In 2002, Wisden named Kapil Dev the Indian Cricketer of the Century, so that lets you know how amazing this man was on the ground. Something else amazing about him is his captain skills. Up until 1983, India had never won a World Cup.
When he became the leader, he led them to their first victory as a gifted batsman and bowler. Dev epitomized what it meant to be an all-rounder without a doubt, and that's why he's so high on this list.
Sir Vivian Richards
Earlier we discussed a different player from the West Indies, Brian Lara, and how he was one of the best from that area. Well, this man is right up there with him. Sir Vivian Richards, known as Viv Richards, is a top tier batsman and that isn't up for discussion.
His batting average for Test matches was 50.23, and that is utterly insane. He accomplished that in 121 games and scored 8,540 times while he was at it. He only lost eight times as a captain.
All-rounders display different types of styles and techniques that enable them to dominate the game on all fronts. The 5'11" Gary Sober started as a bowler but quickly got promoted to the batting order early in his career for Barbados.
To classify him in the same group as the other West Indies men on this list might be slightly unjust because Sober is widely considered to be cricket's best all-rounder. In 93 Test matches, his batting average was 57.78, and he took 235 crickets on top of scoring 8,032 runs.
Sachin The Great
When you talk about records that seem impossible to break in sport, surely Sachin Tendulkar's name gets mentioned. The former captain of the Indian national team was masterful with the bat and scored a hundred 100's in his career. That means he's scored 100 or more runs in a single innings, one hundred times.
Not only that, but he also is the highest run scorer ever in International cricket. No wonder one of his nicknames is "God of Cricket." We would hate to bowl against him.

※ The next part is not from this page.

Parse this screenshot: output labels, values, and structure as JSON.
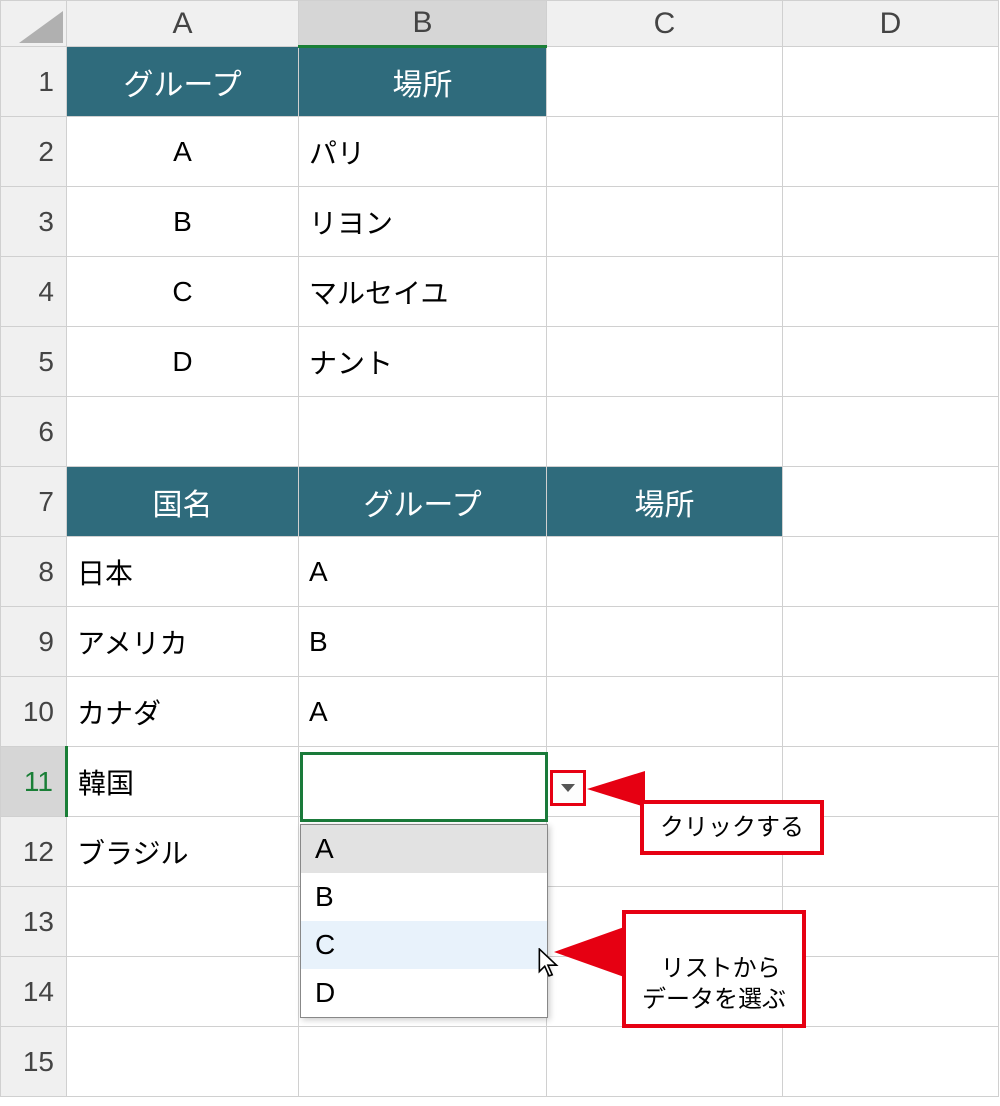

Considering Don Bradman as the best cricket player of all-time is justifiable for several reasons. Referred to as "The Don," this Australian player achieved a feat that many consider the best achievement by any sportsman across all major sports.
The Don had a batting average of 99.94 in Test, which is entirely absurd. There's a folklore that says Bradman used to practice alone with a golf ball and a cricket stump to hone his skills. There might be some legitimacy to that.